Nassar, the longtime physician for USA Gymnastics and Michigan State, is serving an effective life sentence after pleading guilty to federal child pornography charges and state sexual abuse charges.
It’s not known when Penny ordered the removal of the documents, believed to be gymnasts’ medical records. The Texas Rangers went to the ranch in November 2017 to investigate abuse claims against Nassar, which had come to light two months earlier when Rachael Denhollander contacted The Indianapolis Star, part of the USA TODAY Network.
Rhonda Faehn, former head of the women’s program, told a Senate committee in June that a USA Gymnastics employee had been asked to retrieve the records. In written follow-up questions, Faehn said that employee, Amy White, “told me she was ordered by Steve Penny to remove the records and bring them back to Indianapolis.”
White told her the records were removed in a “large suitcase and two large boxes,” Faehn said.
Faehn said she did not have direct knowledge of the removal, when it happened or where the records are currently. In July, then-CEO Kerry Perry confirmed Faehn’s account, saying Penny told Amy White to bring back medical records from the ranch.
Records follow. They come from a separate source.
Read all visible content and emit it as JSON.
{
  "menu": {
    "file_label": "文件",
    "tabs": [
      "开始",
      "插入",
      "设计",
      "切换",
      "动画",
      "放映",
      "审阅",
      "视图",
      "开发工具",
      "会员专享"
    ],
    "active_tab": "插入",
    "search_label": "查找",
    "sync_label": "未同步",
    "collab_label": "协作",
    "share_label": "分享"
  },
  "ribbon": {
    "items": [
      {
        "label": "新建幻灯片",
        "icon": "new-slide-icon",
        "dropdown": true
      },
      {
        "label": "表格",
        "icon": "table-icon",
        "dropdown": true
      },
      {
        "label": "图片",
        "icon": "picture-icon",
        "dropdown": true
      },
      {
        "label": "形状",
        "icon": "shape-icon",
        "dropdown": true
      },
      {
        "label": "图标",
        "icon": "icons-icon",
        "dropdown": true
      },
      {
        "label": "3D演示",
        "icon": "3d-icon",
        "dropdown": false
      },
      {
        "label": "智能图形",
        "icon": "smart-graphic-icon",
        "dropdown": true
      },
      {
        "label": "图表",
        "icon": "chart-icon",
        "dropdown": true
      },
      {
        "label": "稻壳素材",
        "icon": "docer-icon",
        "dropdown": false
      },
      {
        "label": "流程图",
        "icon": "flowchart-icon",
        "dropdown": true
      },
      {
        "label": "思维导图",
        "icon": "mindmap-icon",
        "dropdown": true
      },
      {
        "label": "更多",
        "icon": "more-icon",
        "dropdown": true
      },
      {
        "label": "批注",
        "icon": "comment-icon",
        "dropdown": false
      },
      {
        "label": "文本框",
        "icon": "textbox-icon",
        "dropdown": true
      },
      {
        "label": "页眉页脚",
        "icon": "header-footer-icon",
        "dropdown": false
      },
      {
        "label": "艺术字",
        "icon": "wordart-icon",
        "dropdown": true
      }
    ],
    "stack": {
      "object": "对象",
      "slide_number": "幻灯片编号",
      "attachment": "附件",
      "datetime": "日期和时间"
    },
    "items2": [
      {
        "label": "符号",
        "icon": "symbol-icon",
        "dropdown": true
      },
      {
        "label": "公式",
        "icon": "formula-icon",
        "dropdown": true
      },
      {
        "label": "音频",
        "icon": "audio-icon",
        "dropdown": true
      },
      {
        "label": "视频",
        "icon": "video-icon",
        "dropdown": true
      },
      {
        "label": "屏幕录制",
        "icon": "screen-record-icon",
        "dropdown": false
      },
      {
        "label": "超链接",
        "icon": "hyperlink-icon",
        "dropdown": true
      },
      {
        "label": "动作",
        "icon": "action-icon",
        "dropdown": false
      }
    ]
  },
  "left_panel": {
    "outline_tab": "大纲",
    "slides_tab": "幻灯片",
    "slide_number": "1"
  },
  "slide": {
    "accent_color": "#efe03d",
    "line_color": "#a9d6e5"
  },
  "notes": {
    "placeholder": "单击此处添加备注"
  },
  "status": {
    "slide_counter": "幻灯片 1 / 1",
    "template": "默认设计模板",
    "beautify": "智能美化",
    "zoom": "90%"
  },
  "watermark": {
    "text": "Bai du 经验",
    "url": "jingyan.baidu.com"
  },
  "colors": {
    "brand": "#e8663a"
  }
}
USA Gymnastics did not log them, Perry said.
“Where those documents went from there, I don’t know,” Perry told the committee. “I was also told that there was not a sort of logging in, if you will, of those documents in the organization, but those documents were given to then-CEO Steve Penny.”
She continued, “To my knowledge, they do not exist in our custody.”
Penny was called to testify during the Senate hearing in June, but invoked his Fifth Amendment right not to answer questions so as not to incriminate himself. He is named as a defendant in federal lawsuits filed by Raisman and fellow Olympic champion Jordyn Wieber, as well as in California state court by former gymnasts Mattie Larson and Jeanette Antolin.
Penny resigned under pressure from the U.S. Olympic Committee in March 2017 for USA Gymnastics’ handling of abuse cases. Perry resigned last month, also under pressure from the USOC.
Neither the USOC nor USA Gymnastics responded to messages from USA TODAY Sports late Wednesday seeking comment.
Gymnasts have said Bela and Martha Karolyi created a culture of fear and intimidation in the women’s program that allowed Nassar to thrive.
Bela Karolyi was hired in late 1999 to be the first women’s national team coordinator, and Martha replaced him in 2001 and served until after the Rio Olympics in 2016. Monthly training camps were held at their ranch from 2000 until earlier this year.
The ranch is located in the heart of Sam Houston National Forest, where there was little cell phone reception or internet access. The gymnasts said Nassar took advantage of the sparse conditions and intense training environment to groom them, lending a sympathetic ear on tough days and sneaking them snacks. He also had free rein at the facility, the only adult allowed to enter their rooms.
Nassar was indicted in Walker County in June on six counts of sexual assault of a child, a second-degree felony. Also indicted was former USA Gymnastics trainer Debbie Van Horn, on one count of sexual assault.
The Karolyis were interviewed at length, but Walker County officials said they found “no corroborated evidence of criminal conduct.”
They did say at the time, however, that the investigation remained opened, and they had asked USA Gymnastics for records and documents.
“If we get other information and we gain access to records and things,” Walker County assistant district attorney Stephanie Stroud said then, “there may be other charges.”